---------- INFORMATION

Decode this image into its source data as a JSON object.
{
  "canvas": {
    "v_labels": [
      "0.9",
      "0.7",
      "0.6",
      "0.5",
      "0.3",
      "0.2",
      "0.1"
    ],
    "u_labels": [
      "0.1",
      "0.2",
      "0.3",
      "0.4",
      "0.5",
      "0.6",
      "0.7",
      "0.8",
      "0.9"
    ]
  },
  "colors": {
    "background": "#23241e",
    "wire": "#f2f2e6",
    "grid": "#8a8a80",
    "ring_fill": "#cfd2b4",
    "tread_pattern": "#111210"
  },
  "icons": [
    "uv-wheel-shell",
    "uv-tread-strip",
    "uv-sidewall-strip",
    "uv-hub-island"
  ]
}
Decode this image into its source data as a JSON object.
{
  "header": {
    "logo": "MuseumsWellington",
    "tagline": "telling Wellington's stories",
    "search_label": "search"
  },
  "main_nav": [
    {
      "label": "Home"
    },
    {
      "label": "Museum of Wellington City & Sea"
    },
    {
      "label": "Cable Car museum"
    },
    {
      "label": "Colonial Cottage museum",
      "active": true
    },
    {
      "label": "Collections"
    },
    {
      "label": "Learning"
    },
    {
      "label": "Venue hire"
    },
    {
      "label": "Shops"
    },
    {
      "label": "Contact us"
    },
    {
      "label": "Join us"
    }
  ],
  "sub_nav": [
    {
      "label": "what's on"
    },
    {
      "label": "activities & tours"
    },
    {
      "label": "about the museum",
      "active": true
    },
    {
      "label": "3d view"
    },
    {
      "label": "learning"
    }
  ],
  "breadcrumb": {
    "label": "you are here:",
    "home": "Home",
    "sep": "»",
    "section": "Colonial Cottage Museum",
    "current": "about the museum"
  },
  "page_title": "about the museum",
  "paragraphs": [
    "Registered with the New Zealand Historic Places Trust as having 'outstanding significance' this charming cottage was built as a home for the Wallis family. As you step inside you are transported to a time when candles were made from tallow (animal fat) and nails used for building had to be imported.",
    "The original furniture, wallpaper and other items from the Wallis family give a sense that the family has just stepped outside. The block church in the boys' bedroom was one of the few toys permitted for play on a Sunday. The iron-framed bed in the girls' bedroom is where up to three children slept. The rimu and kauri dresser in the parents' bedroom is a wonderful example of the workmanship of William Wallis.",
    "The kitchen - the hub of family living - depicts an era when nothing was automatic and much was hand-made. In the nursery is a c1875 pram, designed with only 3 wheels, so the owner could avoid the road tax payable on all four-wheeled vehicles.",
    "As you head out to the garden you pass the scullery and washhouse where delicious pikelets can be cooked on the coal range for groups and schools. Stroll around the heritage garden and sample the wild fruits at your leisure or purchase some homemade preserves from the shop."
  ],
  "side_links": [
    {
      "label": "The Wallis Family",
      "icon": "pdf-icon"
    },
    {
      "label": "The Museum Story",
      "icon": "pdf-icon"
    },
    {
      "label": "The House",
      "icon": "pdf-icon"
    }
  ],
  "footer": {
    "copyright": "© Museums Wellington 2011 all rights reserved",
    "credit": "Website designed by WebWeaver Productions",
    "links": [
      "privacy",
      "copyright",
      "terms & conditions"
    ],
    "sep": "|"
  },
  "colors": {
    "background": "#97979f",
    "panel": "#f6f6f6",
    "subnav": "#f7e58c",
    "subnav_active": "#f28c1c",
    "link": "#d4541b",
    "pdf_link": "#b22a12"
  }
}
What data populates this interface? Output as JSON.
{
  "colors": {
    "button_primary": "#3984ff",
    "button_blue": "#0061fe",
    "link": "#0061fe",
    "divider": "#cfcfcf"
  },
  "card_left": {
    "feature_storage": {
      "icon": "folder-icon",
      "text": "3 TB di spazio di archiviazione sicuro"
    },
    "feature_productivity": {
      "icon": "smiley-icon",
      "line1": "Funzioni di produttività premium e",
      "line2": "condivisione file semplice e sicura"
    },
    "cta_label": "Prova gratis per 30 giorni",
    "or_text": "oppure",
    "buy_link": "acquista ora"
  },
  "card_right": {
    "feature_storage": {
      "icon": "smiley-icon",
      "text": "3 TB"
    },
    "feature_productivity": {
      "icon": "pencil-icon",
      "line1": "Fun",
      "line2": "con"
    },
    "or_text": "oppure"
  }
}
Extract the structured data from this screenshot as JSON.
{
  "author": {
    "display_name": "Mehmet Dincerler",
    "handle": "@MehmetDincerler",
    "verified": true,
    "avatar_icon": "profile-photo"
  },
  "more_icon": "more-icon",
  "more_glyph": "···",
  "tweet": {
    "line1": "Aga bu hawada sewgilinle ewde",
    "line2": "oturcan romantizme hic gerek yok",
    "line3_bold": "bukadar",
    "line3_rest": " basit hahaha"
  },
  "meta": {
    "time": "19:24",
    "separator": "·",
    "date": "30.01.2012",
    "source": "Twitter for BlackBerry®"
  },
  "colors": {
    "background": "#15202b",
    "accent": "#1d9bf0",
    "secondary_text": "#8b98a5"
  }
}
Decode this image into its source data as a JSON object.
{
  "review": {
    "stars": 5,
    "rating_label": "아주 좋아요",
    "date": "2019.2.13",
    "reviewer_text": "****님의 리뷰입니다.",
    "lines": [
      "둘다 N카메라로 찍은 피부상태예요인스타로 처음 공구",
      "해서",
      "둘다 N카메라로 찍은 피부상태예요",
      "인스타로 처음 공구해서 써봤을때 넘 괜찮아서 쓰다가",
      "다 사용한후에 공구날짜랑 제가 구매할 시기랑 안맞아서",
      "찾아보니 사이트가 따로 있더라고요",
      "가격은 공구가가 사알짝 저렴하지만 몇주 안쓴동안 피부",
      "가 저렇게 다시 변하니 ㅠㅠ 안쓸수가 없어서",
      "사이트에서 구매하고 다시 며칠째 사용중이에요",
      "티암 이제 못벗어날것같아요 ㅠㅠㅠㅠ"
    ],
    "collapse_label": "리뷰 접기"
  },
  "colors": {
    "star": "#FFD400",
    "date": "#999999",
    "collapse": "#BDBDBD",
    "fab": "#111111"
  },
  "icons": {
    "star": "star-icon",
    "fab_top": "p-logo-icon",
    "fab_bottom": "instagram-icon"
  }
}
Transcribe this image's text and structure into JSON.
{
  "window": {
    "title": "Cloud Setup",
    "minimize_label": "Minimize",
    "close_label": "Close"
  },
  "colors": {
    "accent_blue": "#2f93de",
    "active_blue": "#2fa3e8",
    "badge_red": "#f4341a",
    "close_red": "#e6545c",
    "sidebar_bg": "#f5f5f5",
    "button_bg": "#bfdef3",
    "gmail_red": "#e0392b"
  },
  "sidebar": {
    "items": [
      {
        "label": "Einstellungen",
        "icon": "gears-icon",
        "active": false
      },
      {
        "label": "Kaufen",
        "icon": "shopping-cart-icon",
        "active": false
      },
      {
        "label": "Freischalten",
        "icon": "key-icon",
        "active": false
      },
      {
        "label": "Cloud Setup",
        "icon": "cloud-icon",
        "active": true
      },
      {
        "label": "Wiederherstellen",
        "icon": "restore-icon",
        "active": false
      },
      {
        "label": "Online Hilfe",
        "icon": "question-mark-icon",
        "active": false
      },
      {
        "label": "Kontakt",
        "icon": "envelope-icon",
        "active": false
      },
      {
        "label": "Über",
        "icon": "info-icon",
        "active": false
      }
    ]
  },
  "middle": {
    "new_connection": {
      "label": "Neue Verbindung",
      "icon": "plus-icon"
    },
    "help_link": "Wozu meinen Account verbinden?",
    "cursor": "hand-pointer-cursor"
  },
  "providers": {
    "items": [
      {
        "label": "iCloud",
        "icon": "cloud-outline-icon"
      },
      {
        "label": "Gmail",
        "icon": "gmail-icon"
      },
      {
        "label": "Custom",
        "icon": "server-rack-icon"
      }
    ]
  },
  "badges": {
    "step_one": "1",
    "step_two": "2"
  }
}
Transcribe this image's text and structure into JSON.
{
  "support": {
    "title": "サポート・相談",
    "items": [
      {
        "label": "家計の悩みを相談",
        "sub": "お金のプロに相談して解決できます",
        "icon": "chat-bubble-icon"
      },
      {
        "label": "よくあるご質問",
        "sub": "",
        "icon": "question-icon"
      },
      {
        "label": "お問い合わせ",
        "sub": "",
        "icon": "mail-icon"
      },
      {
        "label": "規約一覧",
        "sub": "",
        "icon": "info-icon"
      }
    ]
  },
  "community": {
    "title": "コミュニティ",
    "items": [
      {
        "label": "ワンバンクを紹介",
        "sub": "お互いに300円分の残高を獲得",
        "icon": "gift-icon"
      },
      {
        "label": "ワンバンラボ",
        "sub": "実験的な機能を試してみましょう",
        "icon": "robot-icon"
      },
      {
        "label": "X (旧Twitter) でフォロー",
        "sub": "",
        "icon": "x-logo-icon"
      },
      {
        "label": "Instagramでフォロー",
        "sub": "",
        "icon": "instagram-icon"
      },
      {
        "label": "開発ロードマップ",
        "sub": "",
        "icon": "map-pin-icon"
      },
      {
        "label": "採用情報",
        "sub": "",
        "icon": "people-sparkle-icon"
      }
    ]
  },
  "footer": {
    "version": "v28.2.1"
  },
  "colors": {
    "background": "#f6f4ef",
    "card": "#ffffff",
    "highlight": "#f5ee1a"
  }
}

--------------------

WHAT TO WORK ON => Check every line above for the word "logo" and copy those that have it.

TASK RESPONSE =>
    "logo": "MuseumsWellington",
    "fab_top": "p-logo-icon",
        "icon": "x-logo-icon"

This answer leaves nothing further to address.